The Apostles' Teaching was the inspired Word of God that was being taught to the early church. It included both the Old Testament which the Apostles affirmed, explained, and applied as well as the New Testament revelation that they were directly receiving. Today at Cornerstone, we seek to study, understand, and apply the Word of God in our Sunday service, Care Groups, and our homes.
The word "fellowship" denotes close relationships. Fellowship was not simply believers "hanging out." It came to mean any kind of ministry where we exchange, celebrate, and nurture what we already have in common in Jesus Christ. Today at Cornerstone, we desire to create opportunities for true fellowship among believers where God is glorified, relationships are strengthened, and individuals are edified and encouraged in the truth of the gospel.
In the original language the phrase is actually "the breaking of THE bread," and signified the celebration of the Lord's supper or communion. The early church remained committed to obediently observe and celebrate the Lord's death through the ordinance of communion. Today at Cornerstone, we seek to keep the Lord's death before us by remembering His death on the cross and celebrating the power and hope of the gospel through communion.
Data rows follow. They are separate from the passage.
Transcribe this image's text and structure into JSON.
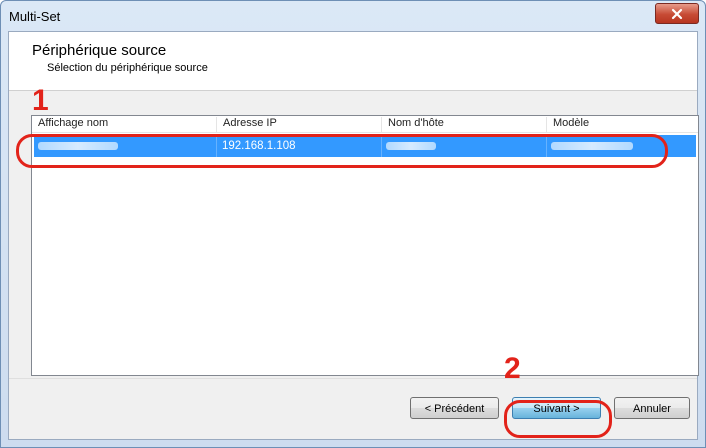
{
  "window": {
    "title": "Multi-Set",
    "close_icon": "close-icon"
  },
  "header": {
    "title": "Périphérique source",
    "subtitle": "Sélection du périphérique source"
  },
  "callouts": {
    "step1": "1",
    "step2": "2",
    "color": "#e2231a"
  },
  "table": {
    "columns": [
      "Affichage nom",
      "Adresse IP",
      "Nom d'hôte",
      "Modèle"
    ],
    "rows": [
      {
        "display_name": "",
        "ip_address": "192.168.1.108",
        "host_name": "",
        "model": "",
        "selected": true
      }
    ],
    "selection_color": "#3399ff"
  },
  "buttons": {
    "previous": "< Précédent",
    "next": "Suivant >",
    "cancel": "Annuler"
  }
}
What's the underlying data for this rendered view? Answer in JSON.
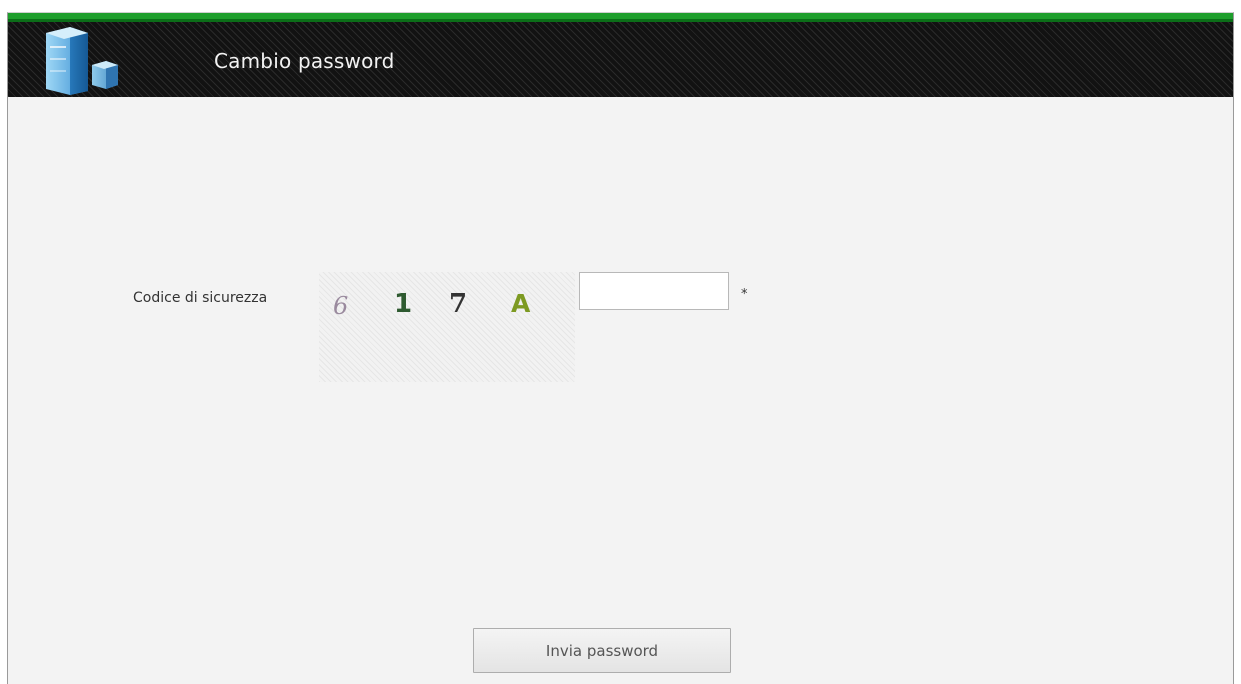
{
  "header": {
    "title": "Cambio password",
    "logo_icon": "server-cubes-logo-icon",
    "accent_color": "#1e9e2c"
  },
  "form": {
    "security_code_label": "Codice di sicurezza",
    "captcha": {
      "icon": "captcha-image",
      "chars": [
        "6",
        "1",
        "7",
        "A"
      ]
    },
    "code_input_value": "",
    "required_marker": "*",
    "submit_label": "Invia password"
  }
}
Whether once a month in our Sunday service or each week in our Care Groups, we come face to face with the power of the cross as we participate in the breaking of the bread.
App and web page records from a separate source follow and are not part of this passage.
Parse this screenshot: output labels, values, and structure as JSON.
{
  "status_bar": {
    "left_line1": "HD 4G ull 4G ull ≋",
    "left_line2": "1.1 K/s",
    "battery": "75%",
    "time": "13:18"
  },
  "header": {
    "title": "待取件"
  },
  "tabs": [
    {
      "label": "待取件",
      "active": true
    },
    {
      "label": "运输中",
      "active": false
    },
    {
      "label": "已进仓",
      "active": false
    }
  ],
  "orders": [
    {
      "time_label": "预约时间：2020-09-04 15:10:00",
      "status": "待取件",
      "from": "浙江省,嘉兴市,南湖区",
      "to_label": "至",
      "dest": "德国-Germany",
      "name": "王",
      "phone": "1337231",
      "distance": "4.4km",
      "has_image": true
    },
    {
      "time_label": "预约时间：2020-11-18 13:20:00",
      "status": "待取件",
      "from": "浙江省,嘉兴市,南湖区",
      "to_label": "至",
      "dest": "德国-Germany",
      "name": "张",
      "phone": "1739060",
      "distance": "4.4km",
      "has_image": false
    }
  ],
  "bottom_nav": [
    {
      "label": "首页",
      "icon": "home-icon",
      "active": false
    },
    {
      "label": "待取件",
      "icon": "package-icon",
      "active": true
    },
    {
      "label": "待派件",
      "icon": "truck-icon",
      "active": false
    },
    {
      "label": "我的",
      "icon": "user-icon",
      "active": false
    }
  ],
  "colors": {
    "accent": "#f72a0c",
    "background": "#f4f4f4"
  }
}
The early church was devoted to prayer and not simply as individuals but corporately as the church. They recognized the importance of time spent worshiping, praising, and petitioning God by coming into His presence as a body in prayer. Today at Cornerstone, we seek to keep prayer a vital part of our relationship with Jesus Christ. Thus, we devote a portion of our time each week in our Care Groups to the practice and privilege of corporate prayer. Additionally, we seek to reserve special Sundays for times of corporate praise, thanksgiving, and prayer.